Activity -> Every line in the records below that holds the word "Bandwidth" is to be copied.

─── Records shown

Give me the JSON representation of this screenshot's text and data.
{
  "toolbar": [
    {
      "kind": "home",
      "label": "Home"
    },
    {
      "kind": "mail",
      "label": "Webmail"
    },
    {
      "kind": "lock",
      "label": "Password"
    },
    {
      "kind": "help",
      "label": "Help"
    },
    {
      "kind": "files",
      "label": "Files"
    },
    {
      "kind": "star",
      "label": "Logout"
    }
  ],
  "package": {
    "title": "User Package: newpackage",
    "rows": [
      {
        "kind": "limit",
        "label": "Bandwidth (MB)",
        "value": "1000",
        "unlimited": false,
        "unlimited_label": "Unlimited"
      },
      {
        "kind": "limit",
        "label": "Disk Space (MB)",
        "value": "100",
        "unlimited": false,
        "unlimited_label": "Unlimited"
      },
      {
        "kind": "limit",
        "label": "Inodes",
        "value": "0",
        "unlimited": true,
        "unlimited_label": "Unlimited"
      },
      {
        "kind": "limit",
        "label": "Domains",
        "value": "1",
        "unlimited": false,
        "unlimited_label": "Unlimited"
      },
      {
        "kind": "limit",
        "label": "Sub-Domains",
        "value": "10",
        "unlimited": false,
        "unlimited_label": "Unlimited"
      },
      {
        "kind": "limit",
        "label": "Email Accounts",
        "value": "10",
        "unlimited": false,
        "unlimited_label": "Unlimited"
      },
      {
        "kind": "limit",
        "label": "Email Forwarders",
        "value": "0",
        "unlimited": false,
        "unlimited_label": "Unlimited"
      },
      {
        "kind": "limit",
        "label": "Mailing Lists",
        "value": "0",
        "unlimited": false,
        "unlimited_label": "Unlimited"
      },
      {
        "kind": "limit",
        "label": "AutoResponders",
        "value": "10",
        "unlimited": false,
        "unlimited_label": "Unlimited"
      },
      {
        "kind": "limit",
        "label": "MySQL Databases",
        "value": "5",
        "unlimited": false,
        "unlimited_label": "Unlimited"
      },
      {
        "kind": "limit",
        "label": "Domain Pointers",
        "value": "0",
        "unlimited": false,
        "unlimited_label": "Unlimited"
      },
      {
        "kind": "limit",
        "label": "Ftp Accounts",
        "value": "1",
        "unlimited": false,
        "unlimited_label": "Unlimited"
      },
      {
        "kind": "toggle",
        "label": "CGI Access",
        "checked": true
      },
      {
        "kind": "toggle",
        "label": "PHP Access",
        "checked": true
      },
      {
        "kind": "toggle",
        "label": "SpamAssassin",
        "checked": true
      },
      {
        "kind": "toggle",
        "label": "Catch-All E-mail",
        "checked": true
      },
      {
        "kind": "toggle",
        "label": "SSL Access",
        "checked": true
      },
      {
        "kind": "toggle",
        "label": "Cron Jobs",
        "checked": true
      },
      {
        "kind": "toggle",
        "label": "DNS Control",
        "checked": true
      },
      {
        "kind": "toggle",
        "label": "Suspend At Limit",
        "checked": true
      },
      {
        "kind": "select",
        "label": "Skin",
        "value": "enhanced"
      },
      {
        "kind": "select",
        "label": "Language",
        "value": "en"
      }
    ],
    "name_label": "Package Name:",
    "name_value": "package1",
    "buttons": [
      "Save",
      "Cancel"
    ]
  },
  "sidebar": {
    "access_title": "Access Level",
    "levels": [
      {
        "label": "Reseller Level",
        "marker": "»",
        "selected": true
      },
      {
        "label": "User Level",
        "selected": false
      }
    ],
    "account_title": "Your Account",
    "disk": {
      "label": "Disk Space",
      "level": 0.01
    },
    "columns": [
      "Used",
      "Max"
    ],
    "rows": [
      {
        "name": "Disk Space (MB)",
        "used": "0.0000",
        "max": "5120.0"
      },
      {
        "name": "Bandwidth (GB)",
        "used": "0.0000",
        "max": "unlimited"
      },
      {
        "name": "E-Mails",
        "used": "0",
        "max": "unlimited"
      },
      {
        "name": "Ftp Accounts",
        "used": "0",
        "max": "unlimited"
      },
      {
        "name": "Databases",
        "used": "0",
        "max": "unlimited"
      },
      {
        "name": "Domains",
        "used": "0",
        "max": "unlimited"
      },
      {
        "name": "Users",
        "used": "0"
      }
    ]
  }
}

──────

Reply to the task ->
        "label": "Bandwidth (MB)",
        "name": "Bandwidth (GB)",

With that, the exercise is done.